§ WHAT IS EXPECTED: Which of the lines below include the word "English"? Pull each one out.

═══ ENTRIES SHOWN

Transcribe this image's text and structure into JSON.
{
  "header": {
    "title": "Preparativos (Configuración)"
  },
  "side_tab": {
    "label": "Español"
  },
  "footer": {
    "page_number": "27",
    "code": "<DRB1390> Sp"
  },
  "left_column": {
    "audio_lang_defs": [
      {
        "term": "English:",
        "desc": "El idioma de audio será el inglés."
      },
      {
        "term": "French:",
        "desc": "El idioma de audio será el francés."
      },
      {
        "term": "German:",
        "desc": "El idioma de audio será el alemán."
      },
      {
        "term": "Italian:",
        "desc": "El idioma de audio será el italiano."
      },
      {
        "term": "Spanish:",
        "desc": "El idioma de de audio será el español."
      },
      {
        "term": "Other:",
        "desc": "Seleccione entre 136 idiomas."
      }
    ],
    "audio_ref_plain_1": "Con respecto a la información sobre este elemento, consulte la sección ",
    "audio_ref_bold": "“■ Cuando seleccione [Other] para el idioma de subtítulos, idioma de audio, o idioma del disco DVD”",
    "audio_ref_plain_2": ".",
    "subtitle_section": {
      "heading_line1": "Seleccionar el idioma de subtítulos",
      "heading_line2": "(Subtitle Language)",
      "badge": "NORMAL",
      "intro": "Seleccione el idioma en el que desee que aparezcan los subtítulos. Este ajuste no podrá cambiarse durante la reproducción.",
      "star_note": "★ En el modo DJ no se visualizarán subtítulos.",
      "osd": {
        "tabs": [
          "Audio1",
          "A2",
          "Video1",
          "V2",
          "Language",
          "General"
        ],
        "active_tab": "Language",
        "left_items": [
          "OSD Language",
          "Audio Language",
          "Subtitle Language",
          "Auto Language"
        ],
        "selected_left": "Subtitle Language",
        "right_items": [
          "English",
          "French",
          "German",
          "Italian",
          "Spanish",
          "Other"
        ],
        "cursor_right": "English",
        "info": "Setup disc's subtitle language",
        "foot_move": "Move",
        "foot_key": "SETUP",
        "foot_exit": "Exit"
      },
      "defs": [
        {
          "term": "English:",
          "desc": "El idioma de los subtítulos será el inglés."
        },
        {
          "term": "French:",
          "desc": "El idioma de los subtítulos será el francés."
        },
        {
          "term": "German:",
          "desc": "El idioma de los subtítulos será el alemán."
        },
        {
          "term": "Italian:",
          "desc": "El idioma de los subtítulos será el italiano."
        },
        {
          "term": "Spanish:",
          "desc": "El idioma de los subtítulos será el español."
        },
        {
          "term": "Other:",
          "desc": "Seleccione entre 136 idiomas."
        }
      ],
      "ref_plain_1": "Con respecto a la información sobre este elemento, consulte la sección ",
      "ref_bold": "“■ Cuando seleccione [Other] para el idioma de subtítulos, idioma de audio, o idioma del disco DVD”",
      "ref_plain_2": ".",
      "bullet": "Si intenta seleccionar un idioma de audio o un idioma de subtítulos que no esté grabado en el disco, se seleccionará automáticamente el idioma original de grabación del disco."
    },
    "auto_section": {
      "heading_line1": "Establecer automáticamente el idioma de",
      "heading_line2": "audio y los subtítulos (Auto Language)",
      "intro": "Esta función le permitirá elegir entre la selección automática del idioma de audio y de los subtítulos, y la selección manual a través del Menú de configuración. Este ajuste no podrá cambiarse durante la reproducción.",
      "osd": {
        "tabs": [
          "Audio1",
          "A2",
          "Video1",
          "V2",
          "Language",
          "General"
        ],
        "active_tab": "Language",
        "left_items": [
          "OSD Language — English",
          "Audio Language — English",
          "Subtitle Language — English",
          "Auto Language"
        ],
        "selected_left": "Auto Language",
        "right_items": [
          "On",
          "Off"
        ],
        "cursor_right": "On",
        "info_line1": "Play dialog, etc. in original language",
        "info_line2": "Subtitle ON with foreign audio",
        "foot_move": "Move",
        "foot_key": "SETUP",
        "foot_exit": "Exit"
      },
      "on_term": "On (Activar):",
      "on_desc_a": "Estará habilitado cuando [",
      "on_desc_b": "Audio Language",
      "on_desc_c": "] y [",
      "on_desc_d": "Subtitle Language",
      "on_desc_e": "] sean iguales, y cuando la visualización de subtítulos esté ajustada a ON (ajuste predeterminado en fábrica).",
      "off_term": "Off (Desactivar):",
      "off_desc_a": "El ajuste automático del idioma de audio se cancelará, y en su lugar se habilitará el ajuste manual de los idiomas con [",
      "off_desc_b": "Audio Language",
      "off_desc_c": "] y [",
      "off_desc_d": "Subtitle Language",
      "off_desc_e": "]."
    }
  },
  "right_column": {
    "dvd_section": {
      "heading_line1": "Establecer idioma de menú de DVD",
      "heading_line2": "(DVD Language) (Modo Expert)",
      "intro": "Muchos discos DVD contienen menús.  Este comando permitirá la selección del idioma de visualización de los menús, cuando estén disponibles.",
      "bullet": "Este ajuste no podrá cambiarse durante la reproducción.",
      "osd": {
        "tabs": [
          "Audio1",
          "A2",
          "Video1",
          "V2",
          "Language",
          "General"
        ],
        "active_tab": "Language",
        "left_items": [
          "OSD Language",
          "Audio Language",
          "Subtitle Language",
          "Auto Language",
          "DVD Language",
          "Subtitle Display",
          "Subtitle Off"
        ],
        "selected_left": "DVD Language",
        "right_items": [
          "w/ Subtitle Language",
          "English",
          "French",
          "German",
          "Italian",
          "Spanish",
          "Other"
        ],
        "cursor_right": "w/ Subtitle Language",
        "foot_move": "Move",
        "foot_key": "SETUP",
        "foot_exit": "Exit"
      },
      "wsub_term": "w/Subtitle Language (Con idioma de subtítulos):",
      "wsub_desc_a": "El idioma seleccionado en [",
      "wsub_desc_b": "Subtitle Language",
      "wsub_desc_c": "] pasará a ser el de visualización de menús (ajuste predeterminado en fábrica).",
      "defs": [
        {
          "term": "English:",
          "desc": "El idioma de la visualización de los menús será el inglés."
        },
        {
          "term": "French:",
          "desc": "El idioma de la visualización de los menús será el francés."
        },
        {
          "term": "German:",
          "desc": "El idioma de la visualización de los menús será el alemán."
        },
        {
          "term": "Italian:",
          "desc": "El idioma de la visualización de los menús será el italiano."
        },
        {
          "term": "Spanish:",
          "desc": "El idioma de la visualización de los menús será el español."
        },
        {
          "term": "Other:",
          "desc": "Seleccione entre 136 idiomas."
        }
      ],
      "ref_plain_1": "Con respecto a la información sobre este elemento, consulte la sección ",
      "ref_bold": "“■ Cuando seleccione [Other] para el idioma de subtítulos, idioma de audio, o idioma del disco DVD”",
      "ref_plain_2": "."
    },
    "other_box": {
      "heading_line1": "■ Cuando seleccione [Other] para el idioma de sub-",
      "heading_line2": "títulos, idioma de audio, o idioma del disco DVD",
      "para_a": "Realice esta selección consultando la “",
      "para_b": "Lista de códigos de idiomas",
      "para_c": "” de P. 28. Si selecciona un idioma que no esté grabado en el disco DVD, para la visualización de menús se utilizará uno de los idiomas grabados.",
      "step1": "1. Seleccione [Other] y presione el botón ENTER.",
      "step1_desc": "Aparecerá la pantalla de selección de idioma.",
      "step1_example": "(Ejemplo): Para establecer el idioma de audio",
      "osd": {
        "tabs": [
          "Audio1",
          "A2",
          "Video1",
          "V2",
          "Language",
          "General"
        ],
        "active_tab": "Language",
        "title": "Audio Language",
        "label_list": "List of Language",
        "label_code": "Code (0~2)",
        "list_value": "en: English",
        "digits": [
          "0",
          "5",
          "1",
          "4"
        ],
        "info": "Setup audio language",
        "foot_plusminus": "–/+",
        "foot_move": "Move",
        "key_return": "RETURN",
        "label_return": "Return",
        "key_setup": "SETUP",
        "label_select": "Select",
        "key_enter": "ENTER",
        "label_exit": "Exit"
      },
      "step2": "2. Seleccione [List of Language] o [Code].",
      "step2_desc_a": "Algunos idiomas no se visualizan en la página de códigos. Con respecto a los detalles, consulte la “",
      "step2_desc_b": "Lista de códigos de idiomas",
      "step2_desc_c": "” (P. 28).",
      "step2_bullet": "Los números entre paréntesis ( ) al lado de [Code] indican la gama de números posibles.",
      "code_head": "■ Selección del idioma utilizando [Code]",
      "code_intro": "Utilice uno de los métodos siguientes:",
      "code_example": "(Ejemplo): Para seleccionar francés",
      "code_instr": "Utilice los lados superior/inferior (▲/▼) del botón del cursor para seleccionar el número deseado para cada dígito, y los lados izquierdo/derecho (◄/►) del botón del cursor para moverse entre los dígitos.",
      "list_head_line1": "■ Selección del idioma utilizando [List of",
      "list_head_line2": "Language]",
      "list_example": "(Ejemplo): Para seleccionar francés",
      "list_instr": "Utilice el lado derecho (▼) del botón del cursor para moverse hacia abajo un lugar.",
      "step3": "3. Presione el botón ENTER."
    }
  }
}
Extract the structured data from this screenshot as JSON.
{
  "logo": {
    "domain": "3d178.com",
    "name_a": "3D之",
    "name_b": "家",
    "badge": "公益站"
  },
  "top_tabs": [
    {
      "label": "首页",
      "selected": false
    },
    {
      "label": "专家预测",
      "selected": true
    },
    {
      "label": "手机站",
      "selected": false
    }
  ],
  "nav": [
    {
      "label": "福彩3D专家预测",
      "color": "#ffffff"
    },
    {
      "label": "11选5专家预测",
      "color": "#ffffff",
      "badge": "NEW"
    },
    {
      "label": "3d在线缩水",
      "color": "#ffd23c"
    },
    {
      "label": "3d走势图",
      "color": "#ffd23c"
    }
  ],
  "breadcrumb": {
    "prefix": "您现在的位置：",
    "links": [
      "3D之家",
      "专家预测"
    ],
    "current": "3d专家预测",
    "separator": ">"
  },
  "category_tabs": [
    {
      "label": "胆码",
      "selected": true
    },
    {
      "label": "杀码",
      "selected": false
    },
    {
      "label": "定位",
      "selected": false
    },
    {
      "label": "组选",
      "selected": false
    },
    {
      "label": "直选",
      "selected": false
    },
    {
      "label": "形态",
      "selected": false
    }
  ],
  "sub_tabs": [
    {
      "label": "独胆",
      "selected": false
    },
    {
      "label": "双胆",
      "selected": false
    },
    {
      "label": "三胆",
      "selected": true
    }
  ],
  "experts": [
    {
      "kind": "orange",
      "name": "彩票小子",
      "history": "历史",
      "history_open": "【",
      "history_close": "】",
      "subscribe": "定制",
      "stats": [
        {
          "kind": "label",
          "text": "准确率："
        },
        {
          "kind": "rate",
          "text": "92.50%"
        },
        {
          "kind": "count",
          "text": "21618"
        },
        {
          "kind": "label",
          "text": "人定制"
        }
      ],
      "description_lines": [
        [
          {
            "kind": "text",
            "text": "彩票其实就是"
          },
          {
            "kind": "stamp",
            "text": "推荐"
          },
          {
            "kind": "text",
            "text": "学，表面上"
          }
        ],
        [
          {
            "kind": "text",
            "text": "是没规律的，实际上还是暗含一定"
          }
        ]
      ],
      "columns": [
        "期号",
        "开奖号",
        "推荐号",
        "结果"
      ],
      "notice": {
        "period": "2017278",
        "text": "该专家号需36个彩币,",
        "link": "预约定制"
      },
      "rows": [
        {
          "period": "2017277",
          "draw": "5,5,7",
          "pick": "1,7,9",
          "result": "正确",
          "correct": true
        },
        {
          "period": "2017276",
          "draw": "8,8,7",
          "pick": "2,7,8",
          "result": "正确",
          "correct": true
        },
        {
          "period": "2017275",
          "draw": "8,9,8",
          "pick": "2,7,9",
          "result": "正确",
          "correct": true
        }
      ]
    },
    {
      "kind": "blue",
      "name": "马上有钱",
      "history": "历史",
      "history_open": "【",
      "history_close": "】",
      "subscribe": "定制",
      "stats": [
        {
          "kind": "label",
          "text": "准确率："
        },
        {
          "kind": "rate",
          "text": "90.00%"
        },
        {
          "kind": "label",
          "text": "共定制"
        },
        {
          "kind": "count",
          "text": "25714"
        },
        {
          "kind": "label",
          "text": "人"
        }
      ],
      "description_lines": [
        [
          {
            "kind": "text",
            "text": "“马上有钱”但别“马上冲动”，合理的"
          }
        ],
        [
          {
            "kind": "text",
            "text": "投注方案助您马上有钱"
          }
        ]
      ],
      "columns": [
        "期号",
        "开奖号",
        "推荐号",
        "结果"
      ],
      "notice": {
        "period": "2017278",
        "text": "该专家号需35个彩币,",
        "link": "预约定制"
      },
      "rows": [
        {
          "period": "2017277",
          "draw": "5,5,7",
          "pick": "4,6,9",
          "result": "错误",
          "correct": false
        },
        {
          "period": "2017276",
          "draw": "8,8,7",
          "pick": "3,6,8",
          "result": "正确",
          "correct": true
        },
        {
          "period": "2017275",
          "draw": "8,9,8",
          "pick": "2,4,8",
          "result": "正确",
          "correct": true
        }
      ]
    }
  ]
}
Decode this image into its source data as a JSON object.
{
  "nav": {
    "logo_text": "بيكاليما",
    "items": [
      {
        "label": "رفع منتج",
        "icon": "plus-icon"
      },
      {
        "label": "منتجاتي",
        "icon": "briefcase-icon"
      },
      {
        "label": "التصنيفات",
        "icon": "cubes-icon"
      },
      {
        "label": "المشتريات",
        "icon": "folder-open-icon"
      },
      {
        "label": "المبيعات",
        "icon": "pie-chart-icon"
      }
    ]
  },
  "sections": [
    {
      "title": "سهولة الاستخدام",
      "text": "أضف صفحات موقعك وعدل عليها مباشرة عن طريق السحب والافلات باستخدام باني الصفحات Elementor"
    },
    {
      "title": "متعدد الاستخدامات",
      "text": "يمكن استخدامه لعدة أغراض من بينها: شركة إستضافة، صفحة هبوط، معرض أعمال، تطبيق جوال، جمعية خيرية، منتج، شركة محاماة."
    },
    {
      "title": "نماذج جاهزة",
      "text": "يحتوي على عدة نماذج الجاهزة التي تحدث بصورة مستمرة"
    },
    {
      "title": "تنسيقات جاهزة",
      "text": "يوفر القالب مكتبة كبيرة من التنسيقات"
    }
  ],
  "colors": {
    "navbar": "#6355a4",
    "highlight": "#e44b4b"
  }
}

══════

§ THE COMPLETED TASK:
        "term": "English:",
          "English",
        "cursor_right": "English",
          "term": "English:",
          "OSD Language — English",
          "Audio Language — English",
          "Subtitle Language — English",
          "English",
          "term": "English:",
        "list_value": "en: English",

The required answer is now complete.